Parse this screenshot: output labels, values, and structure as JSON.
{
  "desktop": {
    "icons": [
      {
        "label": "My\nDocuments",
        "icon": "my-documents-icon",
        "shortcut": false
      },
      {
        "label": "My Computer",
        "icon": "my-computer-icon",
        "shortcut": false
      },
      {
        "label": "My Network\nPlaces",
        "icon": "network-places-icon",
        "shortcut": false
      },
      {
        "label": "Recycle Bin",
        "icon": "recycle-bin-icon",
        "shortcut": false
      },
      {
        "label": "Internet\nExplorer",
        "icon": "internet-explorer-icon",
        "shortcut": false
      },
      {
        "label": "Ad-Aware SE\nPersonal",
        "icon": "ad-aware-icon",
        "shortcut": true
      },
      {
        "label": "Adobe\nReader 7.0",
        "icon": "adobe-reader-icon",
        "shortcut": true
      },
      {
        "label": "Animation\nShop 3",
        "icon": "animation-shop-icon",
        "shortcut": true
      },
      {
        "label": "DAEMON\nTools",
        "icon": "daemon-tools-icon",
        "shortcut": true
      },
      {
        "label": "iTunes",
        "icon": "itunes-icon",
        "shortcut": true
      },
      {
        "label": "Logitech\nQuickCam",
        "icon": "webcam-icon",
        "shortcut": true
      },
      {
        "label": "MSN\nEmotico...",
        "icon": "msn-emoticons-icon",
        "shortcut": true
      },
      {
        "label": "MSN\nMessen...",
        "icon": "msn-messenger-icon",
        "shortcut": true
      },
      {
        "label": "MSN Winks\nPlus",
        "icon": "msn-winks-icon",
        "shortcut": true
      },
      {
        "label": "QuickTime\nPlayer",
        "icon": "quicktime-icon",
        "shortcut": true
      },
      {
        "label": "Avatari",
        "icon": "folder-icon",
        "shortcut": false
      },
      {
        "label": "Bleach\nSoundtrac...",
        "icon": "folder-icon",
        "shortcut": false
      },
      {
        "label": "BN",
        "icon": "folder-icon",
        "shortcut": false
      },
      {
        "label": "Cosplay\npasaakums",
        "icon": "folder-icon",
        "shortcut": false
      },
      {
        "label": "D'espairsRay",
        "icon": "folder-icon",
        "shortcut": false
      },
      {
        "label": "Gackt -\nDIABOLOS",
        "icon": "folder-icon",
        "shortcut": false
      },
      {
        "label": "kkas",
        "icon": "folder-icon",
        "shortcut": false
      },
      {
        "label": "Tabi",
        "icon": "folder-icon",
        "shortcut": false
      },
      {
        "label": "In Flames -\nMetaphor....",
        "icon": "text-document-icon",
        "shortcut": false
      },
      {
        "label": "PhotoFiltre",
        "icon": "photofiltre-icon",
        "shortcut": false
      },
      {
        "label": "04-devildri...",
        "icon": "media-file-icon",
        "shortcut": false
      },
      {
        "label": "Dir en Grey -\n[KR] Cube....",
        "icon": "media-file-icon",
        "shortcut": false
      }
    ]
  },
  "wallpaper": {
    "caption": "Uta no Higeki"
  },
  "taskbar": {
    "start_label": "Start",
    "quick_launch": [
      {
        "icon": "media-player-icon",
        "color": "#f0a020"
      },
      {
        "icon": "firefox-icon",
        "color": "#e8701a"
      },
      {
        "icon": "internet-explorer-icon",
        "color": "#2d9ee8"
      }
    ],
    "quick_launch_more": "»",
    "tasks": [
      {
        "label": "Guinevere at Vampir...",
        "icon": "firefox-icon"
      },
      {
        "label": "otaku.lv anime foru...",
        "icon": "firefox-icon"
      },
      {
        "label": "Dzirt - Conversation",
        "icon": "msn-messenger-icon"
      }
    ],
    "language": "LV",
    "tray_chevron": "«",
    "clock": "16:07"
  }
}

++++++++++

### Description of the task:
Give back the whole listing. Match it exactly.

### Solution for this task:
Parse this screenshot: output labels, values, and structure as JSON.
{
  "desktop": {
    "icons": [
      {
        "label": "My\nDocuments",
        "icon": "my-documents-icon",
        "shortcut": false
      },
      {
        "label": "My Computer",
        "icon": "my-computer-icon",
        "shortcut": false
      },
      {
        "label": "My Network\nPlaces",
        "icon": "network-places-icon",
        "shortcut": false
      },
      {
        "label": "Recycle Bin",
        "icon": "recycle-bin-icon",
        "shortcut": false
      },
      {
        "label": "Internet\nExplorer",
        "icon": "internet-explorer-icon",
        "shortcut": false
      },
      {
        "label": "Ad-Aware SE\nPersonal",
        "icon": "ad-aware-icon",
        "shortcut": true
      },
      {
        "label": "Adobe\nReader 7.0",
        "icon": "adobe-reader-icon",
        "shortcut": true
      },
      {
        "label": "Animation\nShop 3",
        "icon": "animation-shop-icon",
        "shortcut": true
      },
      {
        "label": "DAEMON\nTools",
        "icon": "daemon-tools-icon",
        "shortcut": true
      },
      {
        "label": "iTunes",
        "icon": "itunes-icon",
        "shortcut": true
      },
      {
        "label": "Logitech\nQuickCam",
        "icon": "webcam-icon",
        "shortcut": true
      },
      {
        "label": "MSN\nEmotico...",
        "icon": "msn-emoticons-icon",
        "shortcut": true
      },
      {
        "label": "MSN\nMessen...",
        "icon": "msn-messenger-icon",
        "shortcut": true
      },
      {
        "label": "MSN Winks\nPlus",
        "icon": "msn-winks-icon",
        "shortcut": true
      },
      {
        "label": "QuickTime\nPlayer",
        "icon": "quicktime-icon",
        "shortcut": true
      },
      {
        "label": "Avatari",
        "icon": "folder-icon",
        "shortcut": false
      },
      {
        "label": "Bleach\nSoundtrac...",
        "icon": "folder-icon",
        "shortcut": false
      },
      {
        "label": "BN",
        "icon": "folder-icon",
        "shortcut": false
      },
      {
        "label": "Cosplay\npasaakums",
        "icon": "folder-icon",
        "shortcut": false
      },
      {
        "label": "D'espairsRay",
        "icon": "folder-icon",
        "shortcut": false
      },
      {
        "label": "Gackt -\nDIABOLOS",
        "icon": "folder-icon",
        "shortcut": false
      },
      {
        "label": "kkas",
        "icon": "folder-icon",
        "shortcut": false
      },
      {
        "label": "Tabi",
        "icon": "folder-icon",
        "shortcut": false
      },
      {
        "label": "In Flames -\nMetaphor....",
        "icon": "text-document-icon",
        "shortcut": false
      },
      {
        "label": "PhotoFiltre",
        "icon": "photofiltre-icon",
        "shortcut": false
      },
      {
        "label": "04-devildri...",
        "icon": "media-file-icon",
        "shortcut": false
      },
      {
        "label": "Dir en Grey -\n[KR] Cube....",
        "icon": "media-file-icon",
        "shortcut": false
      }
    ]
  },
  "wallpaper": {
    "caption": "Uta no Higeki"
  },
  "taskbar": {
    "start_label": "Start",
    "quick_launch": [
      {
        "icon": "media-player-icon",
        "color": "#f0a020"
      },
      {
        "icon": "firefox-icon",
        "color": "#e8701a"
      },
      {
        "icon": "internet-explorer-icon",
        "color": "#2d9ee8"
      }
    ],
    "quick_launch_more": "»",
    "tasks": [
      {
        "label": "Guinevere at Vampir...",
        "icon": "firefox-icon"
      },
      {
        "label": "otaku.lv anime foru...",
        "icon": "firefox-icon"
      },
      {
        "label": "Dzirt - Conversation",
        "icon": "msn-messenger-icon"
      }
    ],
    "language": "LV",
    "tray_chevron": "«",
    "clock": "16:07"
  }
}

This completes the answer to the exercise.